DB David Garrett - What Garrett lacks in size (5'8" and 176 pounds), he makes up for in tenacity. The defensive back is the Wildcats leading tackler with 86 takedowns, including 13 for a loss and three sacks. He's inexperienced, however, and can be exposed against larger receivers.
LB Alex Hrebec - The junior linebacker is one of the captains for the linebackers and was predicted to be a defensive force in 2010. He's had an uninspiring season (74 tackles in 10 games), but he remains a force to be reckoned with. At 5'11" and 251 pounds he's capable of wreaking havoc in the backfield.
A college football bowl game being played in New York is a big deal, especially considering New York's professional football teams (Jets & Giants) don't even play in the state.
The 2010 Pinstripe Bowl will be the first bowl game played in the New York City are since 1981, when the Garden State Bowl was hosted in Giants Stadium in East Rutherford, NJ. It will be the first bowl game played in New York state since 1962, when Miami faced off against Nebraska in the Gotham Bowl in the original Yankee Stadium.

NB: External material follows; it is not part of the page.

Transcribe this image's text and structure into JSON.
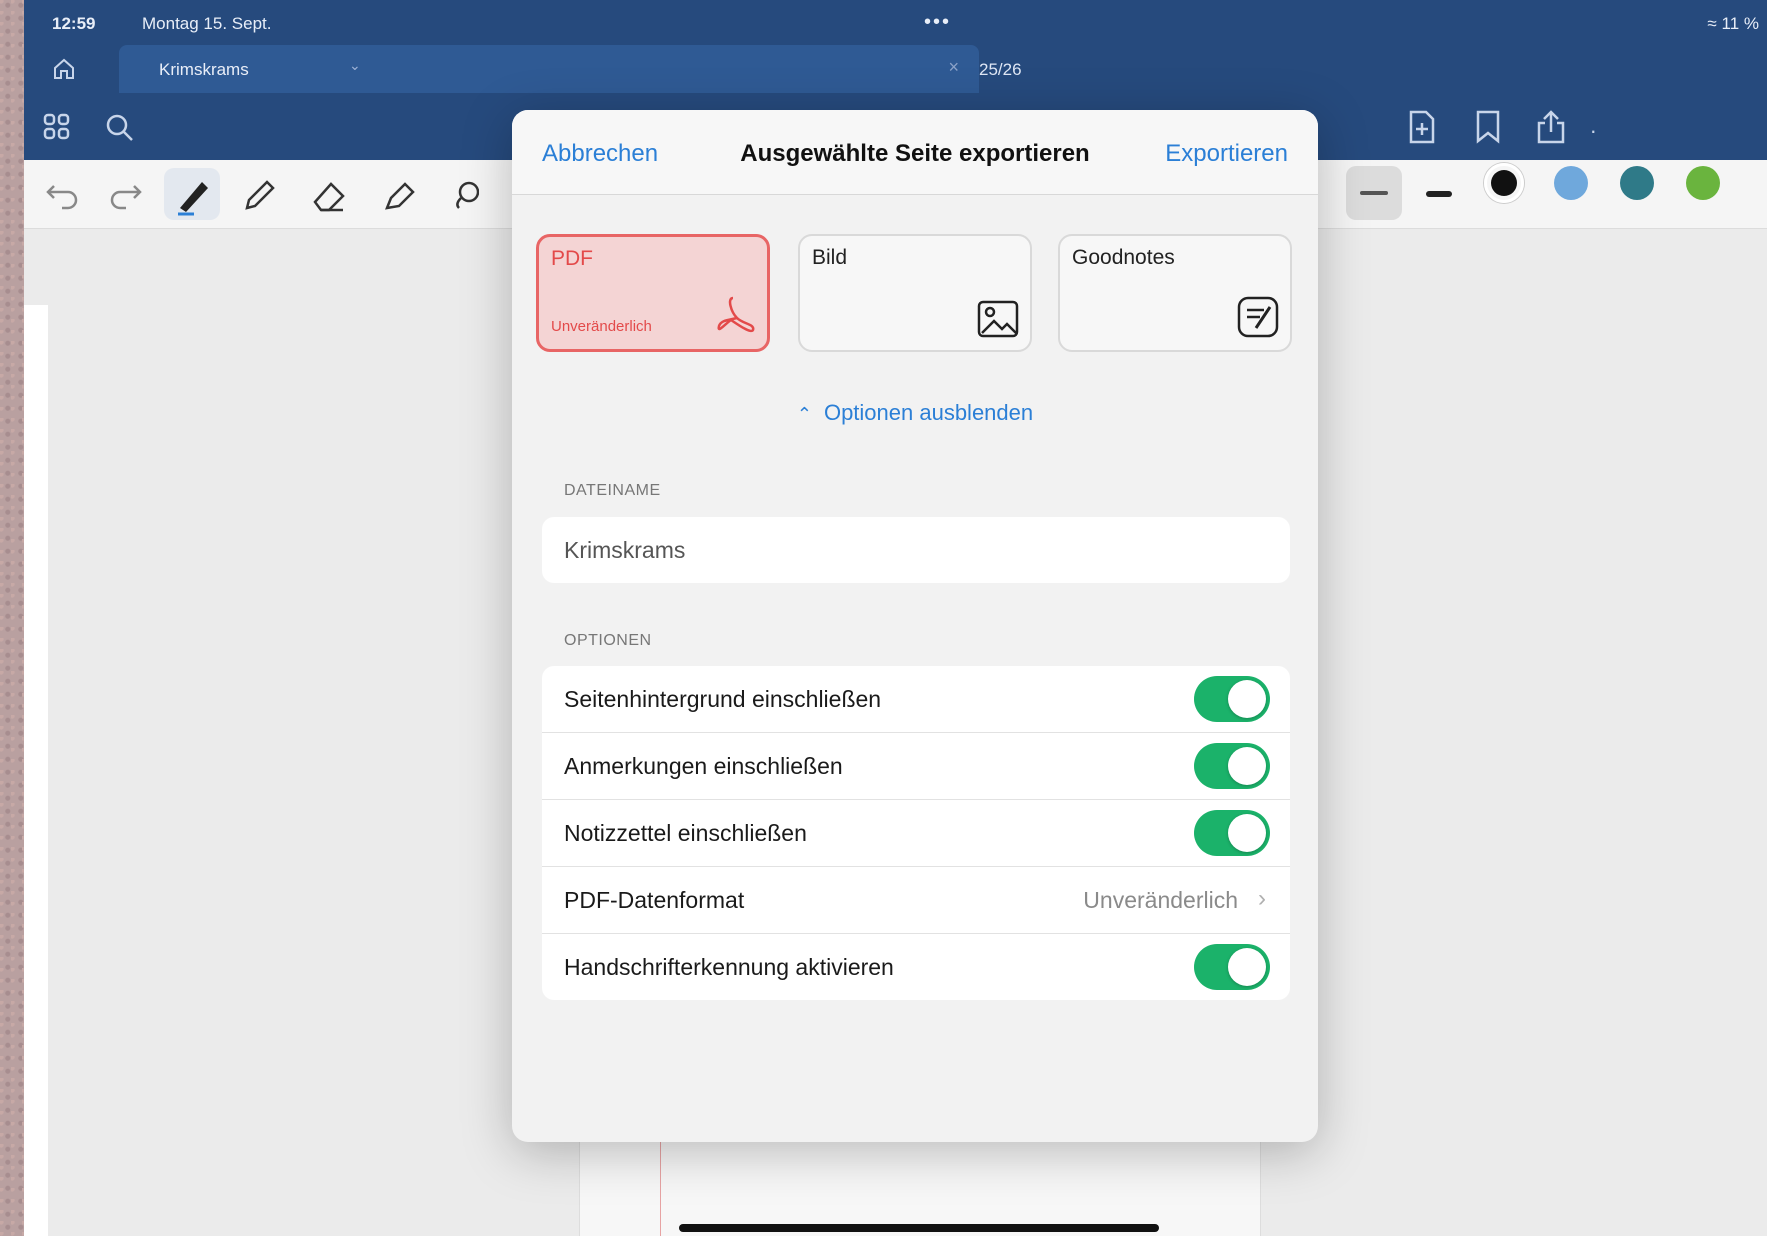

The new Yankee Stadium is an interesting venue to host a college football game, especially one played in late December. But the location should play to Syracuse's advantage since the Orange are the undeclared college football team of New York.

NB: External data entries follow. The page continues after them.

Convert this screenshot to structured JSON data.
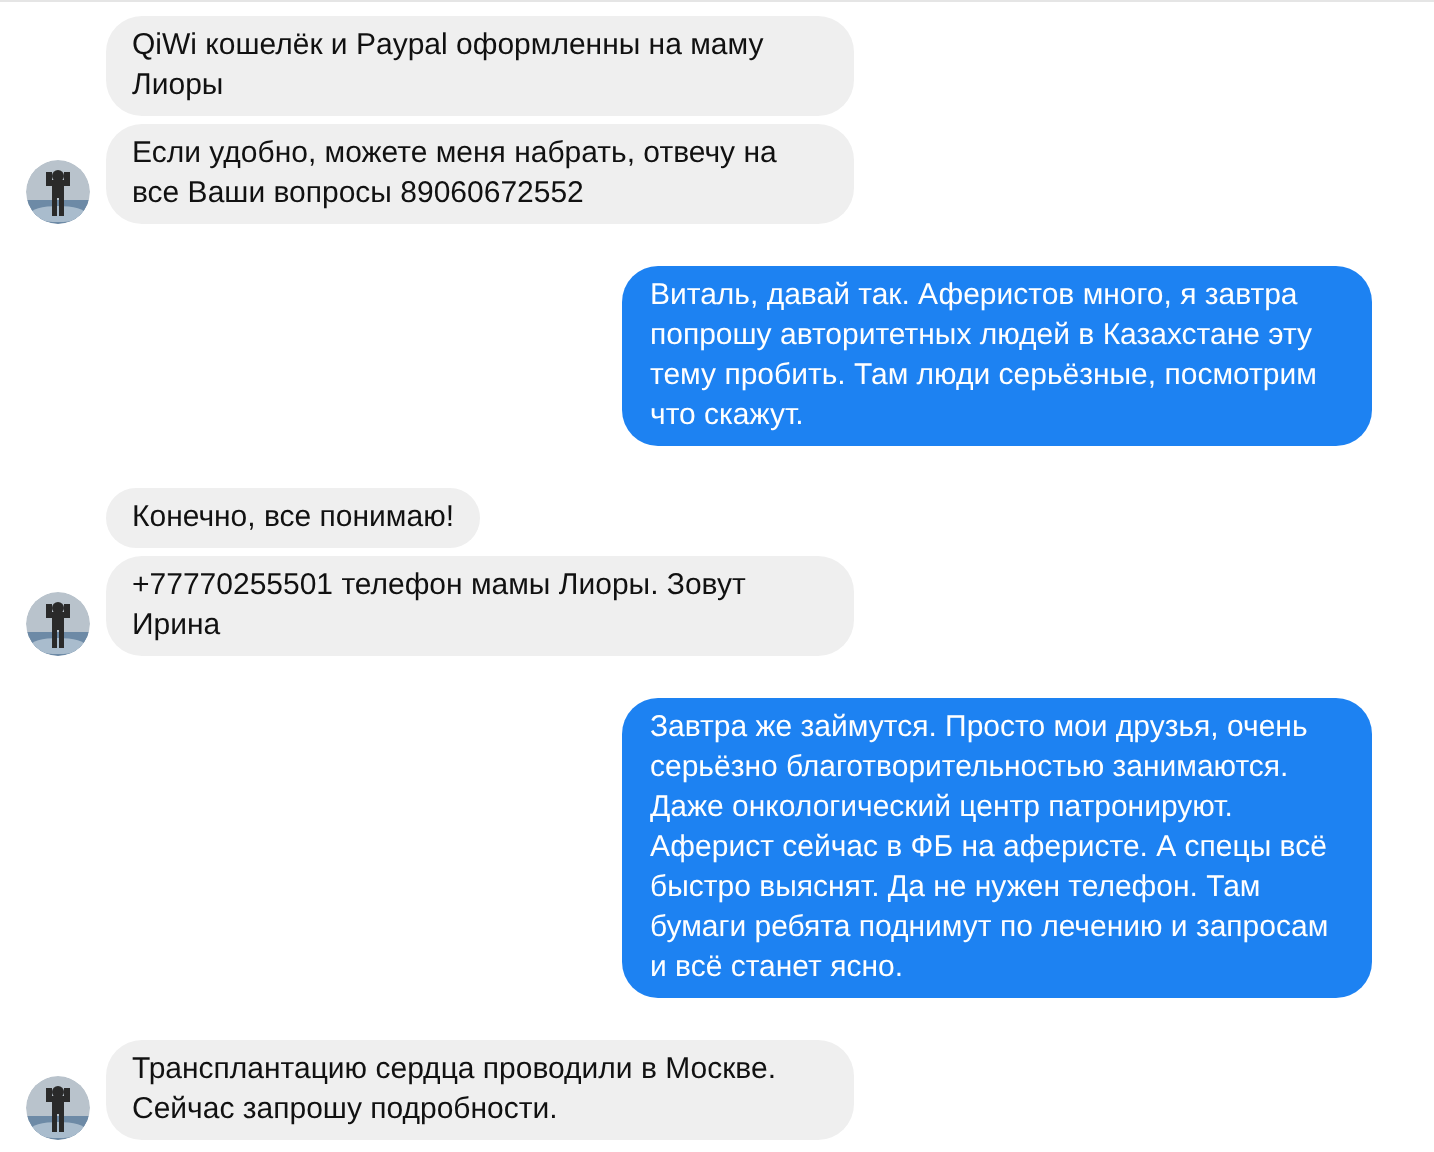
{
  "groups": [
    {
      "kind": "incoming",
      "messages": [
        "QiWi кошелёк и Paypal  оформленны на маму Лиоры",
        "Если удобно, можете меня набрать, отвечу на все Ваши вопросы 89060672552"
      ]
    },
    {
      "kind": "outgoing",
      "messages": [
        "Виталь, давай так. Аферистов много, я завтра попрошу авторитетных людей в Казахстане эту тему пробить. Там люди серьёзные, посмотрим что скажут."
      ]
    },
    {
      "kind": "incoming",
      "messages": [
        "Конечно,  все понимаю!",
        "+77770255501 телефон мамы Лиоры. Зовут Ирина"
      ]
    },
    {
      "kind": "outgoing",
      "messages": [
        "Завтра же займутся. Просто мои друзья, очень серьёзно благотворительностью занимаются. Даже онкологический центр патронируют. Аферист сейчас в ФБ на аферисте. А спецы всё быстро выяснят. Да не нужен телефон. Там бумаги ребята поднимут по лечению и запросам и всё станет ясно."
      ]
    },
    {
      "kind": "incoming",
      "messages": [
        "Трансплантацию сердца проводили в Москве. Сейчас запрошу подробности."
      ]
    }
  ]
}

There will be thousands of Syracuse fans who brave the cold to witness their team play in Yankee Stadium, and those fans may be enough to provide the Orange with a home-field advantage.
The Wildcats are a run-first team with few impact defensive players and a tendency to give up a lot of points. The Orange are offensively challenged and have one of the best rush defenses in college football, but struggle against the pass.
This initial set of conditions would seem to put the game in Syracuse's favor. Then you realize that the game is being played outdoors in late December, which would make executing a passing offense next to impossible, and the game tilts to Syracuse even more.
But the Wildcats are a still a good team, with wins over UCLA, Iowa State and Texas on its resume. The biggest win the Orange had this season was against West Virginia, a good ranked team but hardly a college football power. Kansas State has the advantage of having faced much tougher competition in the Big 12, and is used to playing in big games.
Syracuse, on the other hand, is an average team in one of the NCAA's worst major conferences. None of the players on the Syracuse roster have ever played in a bowl game, and that lack of experience could come back to haunt the Orange when they step out onto the frozen tundra in front of tens of thousands of screaming fans.
This game will be played, and won, on the ground. Neither team has a particularly strong passing offense or any impact receivers that are capable of single-handedly taking over a game.
That means the 2010 Pinstripe Bowl will come down to Daniel Thomas vs. the Syracuse rush defense, and Delone Carter vs. the Kansas St. rush defense.
Thomas is one of the best running backs in the nation and Syracuse hasn't faced anyone like him all season, with the possible exception of Pittsburgh's Dion Lewis in a game that the Panthers won easily 45-14. Carter is good, but he's not on anywhere near the same level as Thomas and is a complete non-factor unless he has the ball in his hands.
The Wildcats will struggle to move the ball against the Syracuse defense, but all it takes is a couple of big runs to break the game open. Odds are that Thomas will get those runs eventually. Syracuse doesn't have the offensive firepower to trade touchdowns with Kansas State, which means that the defense needs to be perfect.
Since the words Syracuse and perfection haven't gone very well together in a long time, this game has to go to Kansas State.
Prediction: Kansas State 24 - Syracuse 10